(Records from a dataset)
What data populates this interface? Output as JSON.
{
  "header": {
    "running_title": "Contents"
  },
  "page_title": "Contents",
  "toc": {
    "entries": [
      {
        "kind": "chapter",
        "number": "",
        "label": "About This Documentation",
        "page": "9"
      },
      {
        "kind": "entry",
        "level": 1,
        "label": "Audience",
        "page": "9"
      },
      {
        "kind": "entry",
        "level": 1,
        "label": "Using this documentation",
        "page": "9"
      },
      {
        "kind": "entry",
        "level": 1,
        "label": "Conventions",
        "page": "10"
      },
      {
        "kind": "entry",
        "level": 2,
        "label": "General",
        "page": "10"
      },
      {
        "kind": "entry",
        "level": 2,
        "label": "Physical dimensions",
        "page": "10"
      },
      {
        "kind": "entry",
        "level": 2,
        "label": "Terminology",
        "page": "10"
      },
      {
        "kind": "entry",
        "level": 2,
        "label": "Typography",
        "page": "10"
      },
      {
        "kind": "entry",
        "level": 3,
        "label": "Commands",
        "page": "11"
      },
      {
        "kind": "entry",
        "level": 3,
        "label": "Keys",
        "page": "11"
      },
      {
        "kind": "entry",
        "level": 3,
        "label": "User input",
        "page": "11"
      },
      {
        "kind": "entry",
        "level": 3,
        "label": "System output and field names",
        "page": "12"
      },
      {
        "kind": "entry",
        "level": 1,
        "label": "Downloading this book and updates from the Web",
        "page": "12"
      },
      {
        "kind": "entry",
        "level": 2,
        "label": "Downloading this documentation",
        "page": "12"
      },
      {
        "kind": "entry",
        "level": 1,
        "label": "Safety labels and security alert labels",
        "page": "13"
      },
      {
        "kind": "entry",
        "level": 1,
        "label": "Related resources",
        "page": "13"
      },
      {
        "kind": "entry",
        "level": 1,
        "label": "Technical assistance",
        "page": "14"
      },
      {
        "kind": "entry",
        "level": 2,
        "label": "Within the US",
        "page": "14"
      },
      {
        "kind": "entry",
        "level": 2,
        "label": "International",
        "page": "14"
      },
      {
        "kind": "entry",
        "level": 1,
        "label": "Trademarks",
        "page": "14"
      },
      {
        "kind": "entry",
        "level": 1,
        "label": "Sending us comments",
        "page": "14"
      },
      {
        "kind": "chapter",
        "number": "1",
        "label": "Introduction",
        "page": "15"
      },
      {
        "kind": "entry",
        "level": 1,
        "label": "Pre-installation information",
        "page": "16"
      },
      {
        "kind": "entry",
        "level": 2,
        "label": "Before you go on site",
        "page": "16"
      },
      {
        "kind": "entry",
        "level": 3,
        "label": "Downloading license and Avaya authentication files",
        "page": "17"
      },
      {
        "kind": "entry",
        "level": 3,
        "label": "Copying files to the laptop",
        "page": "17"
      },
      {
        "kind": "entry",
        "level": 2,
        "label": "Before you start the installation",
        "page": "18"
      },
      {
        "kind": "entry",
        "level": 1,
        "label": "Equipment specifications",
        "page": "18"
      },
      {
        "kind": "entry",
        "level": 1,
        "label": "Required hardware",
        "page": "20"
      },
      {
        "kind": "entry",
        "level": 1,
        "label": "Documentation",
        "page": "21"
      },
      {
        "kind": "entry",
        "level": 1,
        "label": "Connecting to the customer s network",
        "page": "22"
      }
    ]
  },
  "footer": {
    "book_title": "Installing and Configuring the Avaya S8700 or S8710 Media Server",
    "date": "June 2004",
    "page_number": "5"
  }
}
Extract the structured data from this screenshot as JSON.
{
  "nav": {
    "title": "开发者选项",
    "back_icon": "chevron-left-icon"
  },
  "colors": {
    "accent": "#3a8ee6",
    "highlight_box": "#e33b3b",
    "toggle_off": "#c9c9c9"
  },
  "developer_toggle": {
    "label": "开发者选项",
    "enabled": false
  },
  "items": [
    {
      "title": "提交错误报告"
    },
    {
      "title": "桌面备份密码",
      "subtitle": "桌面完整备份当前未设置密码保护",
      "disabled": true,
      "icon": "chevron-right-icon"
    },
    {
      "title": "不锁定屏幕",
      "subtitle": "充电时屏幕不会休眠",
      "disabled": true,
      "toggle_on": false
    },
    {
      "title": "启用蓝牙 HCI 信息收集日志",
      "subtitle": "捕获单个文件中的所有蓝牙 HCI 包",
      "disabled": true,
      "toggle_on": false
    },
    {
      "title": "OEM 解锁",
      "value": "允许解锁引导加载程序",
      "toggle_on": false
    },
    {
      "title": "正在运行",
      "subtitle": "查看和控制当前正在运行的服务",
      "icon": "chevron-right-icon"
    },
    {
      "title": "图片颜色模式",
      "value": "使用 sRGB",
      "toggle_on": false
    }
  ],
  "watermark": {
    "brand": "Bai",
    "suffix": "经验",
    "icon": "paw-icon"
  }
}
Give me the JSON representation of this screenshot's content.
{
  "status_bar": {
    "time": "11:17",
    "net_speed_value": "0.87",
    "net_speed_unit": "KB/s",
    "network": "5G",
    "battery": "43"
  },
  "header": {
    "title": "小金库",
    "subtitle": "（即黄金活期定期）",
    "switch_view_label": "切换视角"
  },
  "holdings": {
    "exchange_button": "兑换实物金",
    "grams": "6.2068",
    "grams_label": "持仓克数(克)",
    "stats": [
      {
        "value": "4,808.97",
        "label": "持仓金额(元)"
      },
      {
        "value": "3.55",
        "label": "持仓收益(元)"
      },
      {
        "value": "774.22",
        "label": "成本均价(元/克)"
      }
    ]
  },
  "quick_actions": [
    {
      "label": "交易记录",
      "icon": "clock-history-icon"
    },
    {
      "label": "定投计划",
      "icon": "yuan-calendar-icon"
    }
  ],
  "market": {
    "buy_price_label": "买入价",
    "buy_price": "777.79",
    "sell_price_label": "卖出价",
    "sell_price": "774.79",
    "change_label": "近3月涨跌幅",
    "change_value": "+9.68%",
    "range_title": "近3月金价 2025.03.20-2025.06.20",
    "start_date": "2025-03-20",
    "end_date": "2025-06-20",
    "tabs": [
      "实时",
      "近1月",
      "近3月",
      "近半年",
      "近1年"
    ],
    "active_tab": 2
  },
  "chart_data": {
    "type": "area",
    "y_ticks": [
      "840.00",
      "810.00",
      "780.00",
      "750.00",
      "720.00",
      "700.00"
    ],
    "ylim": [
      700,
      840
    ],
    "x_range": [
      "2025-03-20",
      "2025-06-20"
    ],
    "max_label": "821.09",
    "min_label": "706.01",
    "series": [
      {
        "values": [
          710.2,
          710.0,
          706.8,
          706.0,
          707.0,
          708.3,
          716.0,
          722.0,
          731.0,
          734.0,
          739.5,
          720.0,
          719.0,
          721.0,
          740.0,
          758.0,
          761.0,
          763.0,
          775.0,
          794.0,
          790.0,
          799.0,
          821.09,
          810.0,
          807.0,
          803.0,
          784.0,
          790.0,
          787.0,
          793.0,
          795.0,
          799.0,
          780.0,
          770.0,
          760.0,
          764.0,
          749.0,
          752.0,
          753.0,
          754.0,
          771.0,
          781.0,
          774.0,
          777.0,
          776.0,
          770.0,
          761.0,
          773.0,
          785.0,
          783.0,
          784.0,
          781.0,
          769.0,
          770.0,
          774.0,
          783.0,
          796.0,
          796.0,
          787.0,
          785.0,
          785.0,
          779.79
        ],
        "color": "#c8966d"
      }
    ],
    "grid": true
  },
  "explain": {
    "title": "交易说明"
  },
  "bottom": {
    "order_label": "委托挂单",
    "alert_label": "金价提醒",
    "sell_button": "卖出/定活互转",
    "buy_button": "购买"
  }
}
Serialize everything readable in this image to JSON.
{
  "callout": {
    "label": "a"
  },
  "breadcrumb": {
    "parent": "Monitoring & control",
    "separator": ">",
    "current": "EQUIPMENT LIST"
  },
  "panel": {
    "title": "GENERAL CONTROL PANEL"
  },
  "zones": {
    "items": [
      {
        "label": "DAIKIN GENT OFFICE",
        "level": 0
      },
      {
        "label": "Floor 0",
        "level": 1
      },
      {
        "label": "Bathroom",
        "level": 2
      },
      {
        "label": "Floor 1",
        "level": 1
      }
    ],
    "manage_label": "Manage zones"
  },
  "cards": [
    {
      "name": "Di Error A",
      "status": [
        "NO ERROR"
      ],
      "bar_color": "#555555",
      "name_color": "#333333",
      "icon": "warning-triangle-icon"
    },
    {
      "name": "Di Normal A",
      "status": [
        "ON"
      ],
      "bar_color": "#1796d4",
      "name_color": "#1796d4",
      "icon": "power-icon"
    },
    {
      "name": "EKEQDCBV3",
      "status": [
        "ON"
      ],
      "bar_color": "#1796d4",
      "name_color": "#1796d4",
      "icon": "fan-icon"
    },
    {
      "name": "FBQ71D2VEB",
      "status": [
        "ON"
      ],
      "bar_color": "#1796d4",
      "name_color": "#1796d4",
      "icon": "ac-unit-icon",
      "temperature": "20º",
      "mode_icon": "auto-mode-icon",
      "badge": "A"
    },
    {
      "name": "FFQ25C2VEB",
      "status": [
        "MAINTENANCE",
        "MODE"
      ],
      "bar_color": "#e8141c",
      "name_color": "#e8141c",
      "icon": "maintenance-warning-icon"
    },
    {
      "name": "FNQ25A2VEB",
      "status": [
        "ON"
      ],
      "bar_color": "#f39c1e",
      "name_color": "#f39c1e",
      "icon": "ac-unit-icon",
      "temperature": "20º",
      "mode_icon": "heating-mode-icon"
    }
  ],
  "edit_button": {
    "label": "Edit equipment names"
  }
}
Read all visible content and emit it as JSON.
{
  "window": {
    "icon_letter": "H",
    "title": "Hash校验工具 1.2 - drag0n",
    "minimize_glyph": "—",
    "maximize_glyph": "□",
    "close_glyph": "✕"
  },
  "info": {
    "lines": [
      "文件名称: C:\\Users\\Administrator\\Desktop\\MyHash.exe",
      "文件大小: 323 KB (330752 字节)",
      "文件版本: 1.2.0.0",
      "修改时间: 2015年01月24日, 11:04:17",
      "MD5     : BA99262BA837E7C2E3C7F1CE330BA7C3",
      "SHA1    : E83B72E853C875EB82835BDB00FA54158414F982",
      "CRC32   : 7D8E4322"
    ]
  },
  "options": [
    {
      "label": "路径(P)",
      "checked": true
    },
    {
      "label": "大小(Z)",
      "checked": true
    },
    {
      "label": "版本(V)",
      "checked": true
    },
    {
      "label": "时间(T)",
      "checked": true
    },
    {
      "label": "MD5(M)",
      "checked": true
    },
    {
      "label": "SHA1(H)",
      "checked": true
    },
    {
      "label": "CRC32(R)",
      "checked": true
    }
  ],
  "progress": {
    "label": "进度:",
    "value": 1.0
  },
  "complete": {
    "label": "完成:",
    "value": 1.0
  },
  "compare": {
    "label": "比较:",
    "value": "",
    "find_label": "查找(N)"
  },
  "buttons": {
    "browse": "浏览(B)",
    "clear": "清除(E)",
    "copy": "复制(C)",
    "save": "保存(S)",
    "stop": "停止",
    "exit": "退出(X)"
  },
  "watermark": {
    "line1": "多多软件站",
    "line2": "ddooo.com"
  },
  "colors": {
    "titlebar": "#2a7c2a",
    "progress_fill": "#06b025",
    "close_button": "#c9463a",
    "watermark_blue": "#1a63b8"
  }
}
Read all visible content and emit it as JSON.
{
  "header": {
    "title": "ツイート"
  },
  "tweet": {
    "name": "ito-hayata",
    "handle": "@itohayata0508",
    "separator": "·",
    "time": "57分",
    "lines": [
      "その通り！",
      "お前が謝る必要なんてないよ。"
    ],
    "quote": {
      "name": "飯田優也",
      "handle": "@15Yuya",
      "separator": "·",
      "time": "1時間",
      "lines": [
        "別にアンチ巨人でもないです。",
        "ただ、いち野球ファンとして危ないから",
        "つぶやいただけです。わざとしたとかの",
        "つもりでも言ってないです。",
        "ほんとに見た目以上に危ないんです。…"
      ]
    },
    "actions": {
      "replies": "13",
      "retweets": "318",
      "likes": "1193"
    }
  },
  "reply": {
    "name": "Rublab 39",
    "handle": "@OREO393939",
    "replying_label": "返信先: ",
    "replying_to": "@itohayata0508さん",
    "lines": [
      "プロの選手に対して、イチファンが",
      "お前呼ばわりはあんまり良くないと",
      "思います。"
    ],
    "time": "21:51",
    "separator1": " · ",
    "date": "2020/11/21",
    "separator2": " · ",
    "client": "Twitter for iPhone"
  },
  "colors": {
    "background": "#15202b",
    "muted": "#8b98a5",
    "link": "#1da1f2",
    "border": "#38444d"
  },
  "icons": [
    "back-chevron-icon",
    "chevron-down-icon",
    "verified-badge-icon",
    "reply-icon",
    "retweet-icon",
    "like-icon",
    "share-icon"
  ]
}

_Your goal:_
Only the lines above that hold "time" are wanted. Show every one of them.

_Completed task:_
    "time": "11:17",
    "time": "57分",
      "time": "1時間",
    "time": "21:51",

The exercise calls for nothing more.